06/11/2007 12:00AM

Attard took in an all-too-familiar scenario


ETOBICOKE, Ontario - The Woodbine Oaks evoked an uncomfortable sense of deja vu for trainer Steve Attard, owner Les Pereira, and jockey Justin Stein, as Saskawea finished second after forcing the pace of Street Sounds.

Last year, Sweet Breanna had finished second for the same connections in the Woodbine Oaks behind the Casse-trained Kimchi.

"Two years in a row, my fillies have run identical races," said Attard. "I chase the speed, and soften the lead horse up for Casse to come from off the pace."

Attard believes Saskawea's cause had been hampered early on Woodbine Oaks Day when Palace Pier, who figured to be a pace factor, was scratched when seemingly off her game.

"I said 'Oh-oh, we're in trouble,' " said Attard. "But I think maybe if we didn't go with [Street Sounds], we would have been third.

"For my filly to finish second, after those fractions, was tremendous. Sealy Hill is obviously a better horse. We've run against her twice, and she beat us twice."

Attard now will point Saskawea for the $250,000 Bison City, a 1 1/16-mile race for Canadian-bred 3-year-old fillies here July 1.

Sweet Breanna was second to Kimchi in last year's Bison City, which was run at Fort Erie.

Matz analyzes Street Sounds's defeat

Street Sounds, trained by Michael Matz, wound up third under Ramon Dominguez as the 6-5 favorite.

Owned by Hidden Creek Farm, Street Sounds came into the Woodbine Oaks with three career stakes victories, two on turf and one on Polytrack at Keeneland.

"We didn't want to be on the lead, especially with fractions like that, but she broke too sharp," said Matz, who was visiting Woodbine for the first time. "On Polytrack, I think she's sharper than she is on grass, and I think a mile and an eighth might be a little too far for her.

"It's just something you have to figure out with a horse."

Street Sounds was heading back to her base at Fair Hill, Md., on Monday.
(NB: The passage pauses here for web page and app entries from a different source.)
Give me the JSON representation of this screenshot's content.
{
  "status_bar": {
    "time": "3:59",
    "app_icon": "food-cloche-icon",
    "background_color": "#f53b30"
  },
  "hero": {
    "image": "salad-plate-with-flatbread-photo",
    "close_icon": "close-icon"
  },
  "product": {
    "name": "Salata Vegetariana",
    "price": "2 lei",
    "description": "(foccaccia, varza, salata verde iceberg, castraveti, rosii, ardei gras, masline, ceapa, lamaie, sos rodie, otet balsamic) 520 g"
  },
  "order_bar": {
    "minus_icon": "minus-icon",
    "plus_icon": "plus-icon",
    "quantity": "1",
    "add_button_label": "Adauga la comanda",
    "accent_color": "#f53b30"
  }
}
Matz, while unsure of her next move, will consider the Bison City.

Quiet Jungle may have needed one

Quiet Jungle, owned by Sam-Son Farm and trained by Mark Frostad, never reached serious contention as the fifth-place Woodbine Oaks finisher.

"She got very tired," said Frostad. "I was a little surprised. But, in retrospect, her last two races were funnily run races. She really only ran about half a mile in each one. Maybe she just wasn't fit enough."

Quiet Jungle could return in the Bison City, but Frostad and Sam-Son also have another candidate in Catch the Thrill, who was Canada's champion 2-year-old filly last year and has been picking up the pace in preparation for her seasonal bow.

Suva headed back west

Suva, the Vancouver invader owned by Jeffrey Sengara and trained by Steve Henson, is heading back to Hastings after finishing a well-beaten seventh in the Woodbine Oaks.

"She got outrun, that's all," said Henson. "She had a little trouble down the backstretch, but nothing that was going to make any difference.

"I'll turn her out for a couple of weeks, and get her ready for British Columbia Cup Day."

Suva's target on that Aug. 6 program at Hastings is the $45,000 Dogwood, a 1 1/16-mile race for 3-year-old fillies bred in British Columbia.

Mixed results for Pletcher

Christies Treasure and Belleplaine, both trained by Todd Pletcher, left Woodbine early Monday morning after contrasting efforts in the Woodbine Oaks.

Christies Treasure, owned by Elisabeth Alexander, closed to finish fourth in her first outing on a surface other than turf, while Belleplaine, owned by Melnyk Racing Stable, was eased after racing in third place through the early stages.